Teenagers are, after all, still children in many ways and usually don’t have enough life experience to analyze such complex behavior from a parent – to them it feels simply like rejection and gets translated into feelings of unworthiness. Some of us, on the other hand, are lucky enough to have parents who are comfortable with their sexuality and who feel free to express their affection for each other in front of us. Such emotionally mature fathers help us feel more secure about ourselves in turn. This is because we can identify with the person receiving such affection – our mothers.

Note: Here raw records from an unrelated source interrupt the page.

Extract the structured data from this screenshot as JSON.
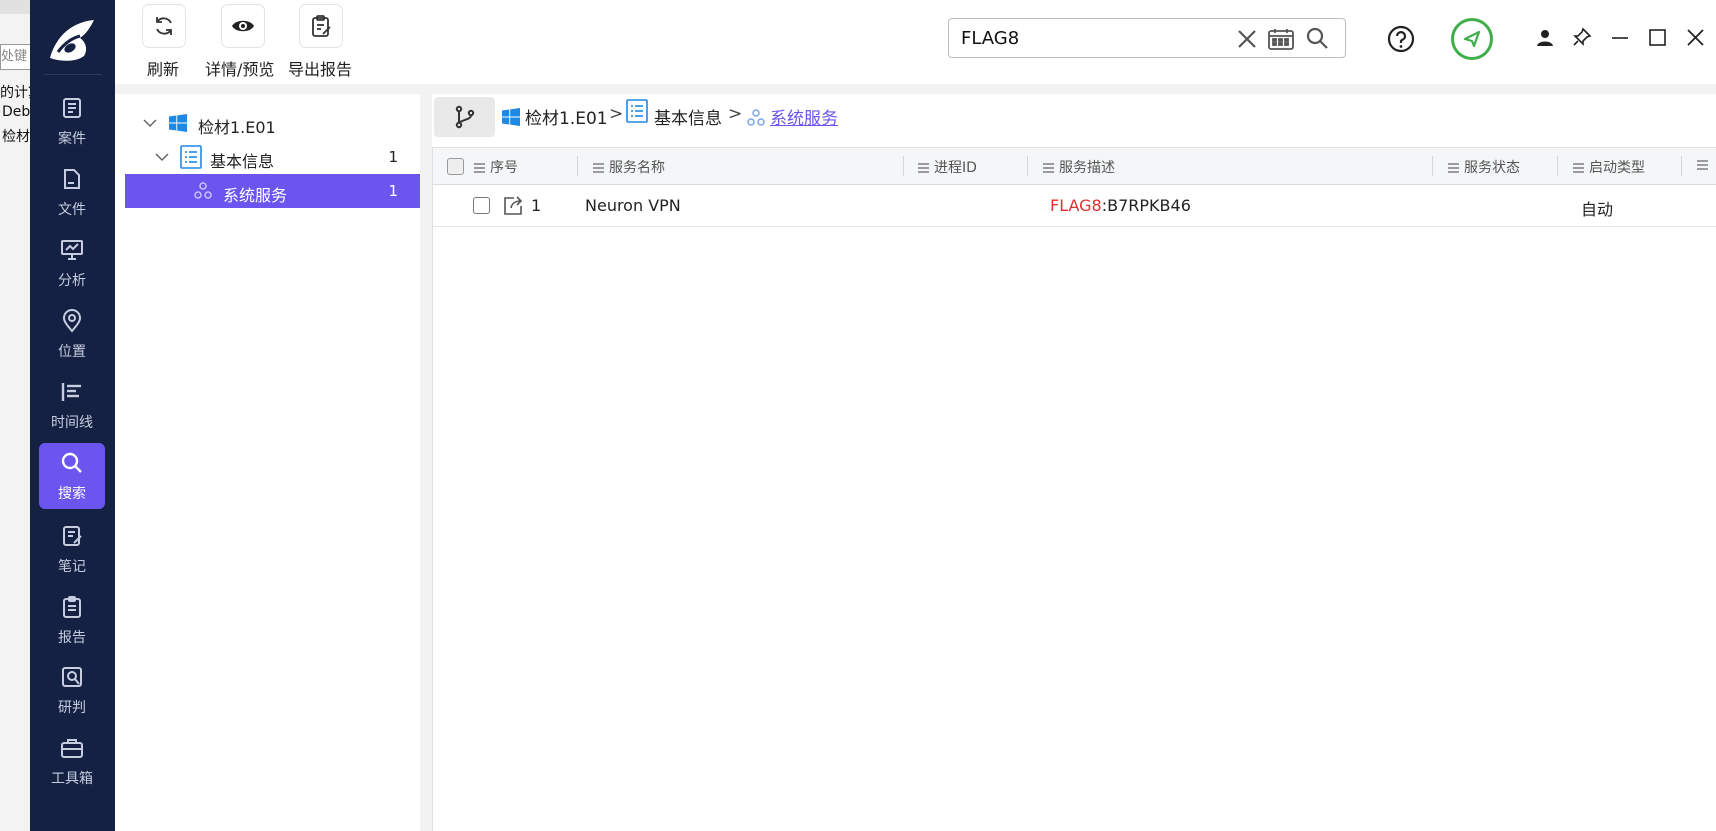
{
  "background_window": {
    "input_placeholder": "处键",
    "lines": [
      "的计算",
      "Deb",
      "检材"
    ]
  },
  "nav": {
    "items": [
      {
        "label": "案件",
        "icon": "case-icon"
      },
      {
        "label": "文件",
        "icon": "folder-icon"
      },
      {
        "label": "分析",
        "icon": "analysis-icon"
      },
      {
        "label": "位置",
        "icon": "location-icon"
      },
      {
        "label": "时间线",
        "icon": "timeline-icon"
      },
      {
        "label": "搜索",
        "icon": "search-icon",
        "active": true
      },
      {
        "label": "笔记",
        "icon": "notes-icon"
      },
      {
        "label": "报告",
        "icon": "report-icon"
      },
      {
        "label": "研判",
        "icon": "judge-icon"
      },
      {
        "label": "工具箱",
        "icon": "toolbox-icon"
      }
    ]
  },
  "toolbar": {
    "refresh_label": "刷新",
    "preview_label": "详情/预览",
    "export_label": "导出报告"
  },
  "search": {
    "value": "FLAG8"
  },
  "tree": {
    "root": {
      "label": "检材1.E01"
    },
    "group": {
      "label": "基本信息",
      "count": "1"
    },
    "leaf": {
      "label": "系统服务",
      "count": "1"
    }
  },
  "breadcrumb": {
    "items": [
      "检材1.E01",
      "基本信息",
      "系统服务"
    ],
    "separator": ">"
  },
  "table": {
    "columns": [
      "序号",
      "服务名称",
      "进程ID",
      "服务描述",
      "服务状态",
      "启动类型"
    ],
    "rows": [
      {
        "index": "1",
        "service_name": "Neuron VPN",
        "pid": "",
        "desc_highlight": "FLAG8",
        "desc_rest": ":B7RPKB46",
        "status": "",
        "start_type": "自动"
      }
    ]
  },
  "colors": {
    "rail_bg": "#142142",
    "accent": "#6a55ef",
    "highlight": "#e03030",
    "status_green": "#3fae4b"
  }
}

What has all this got to do with the here and now? Probably a lot: Many of us move through our adult lives allowing a childhood relationship to trap us in behavior that may not be beneficial to us as adults. We act out old scripts, really living in the past. We may find ourselves always gravitating to men who fit a pattern that has little to do with what we want as women but who instead play roles unfulfilled from our childhood. If our fathers treated us negatively, we may find ourselves inexplicably seeking out men who do the same. Or on the contrary, we may demand “perfect,” treatment from our mates.


Take Myra, for example. As a youngster, her father beat her at least once a week. “It didn’t take much to make him go off. You’d be amazed at the things he hit me for!” She says. According to Myra, this lasted until she was 18 years old, when she finally escaped the ritual by going off to college. By then, Myra had buried a great deal of anger against her father. When it came to choosing a man, she picked one who was the exact opposite of him in looks, opinions, behavior and so forth. In so doing, however, she still locked into the old pattern of resisting her father. Holding her lover, Sam to this ideal opposite of her father got to be hard on their relationship. Whenever Sam agreed with or showed any similarity to her father, Myra and he had a terrible fight.


Keisha, on the other hand, was inevitably attracted to very handsome men – like her father. She usually endowed them with qualities they did not have. “He’s so handsome and has so much to offer – it’s got to work out this time!” She would say. It soon became obvious, even to her, that she needed these men to meet the standards her father had never fulfilled. He had floated in and out of her life with attachments to different women during Keisha’s preadolescent and young-adulthood years. Invariably, she would heap all her unmet expectations on her current lover, who was completely unaware of the role she expected him to play.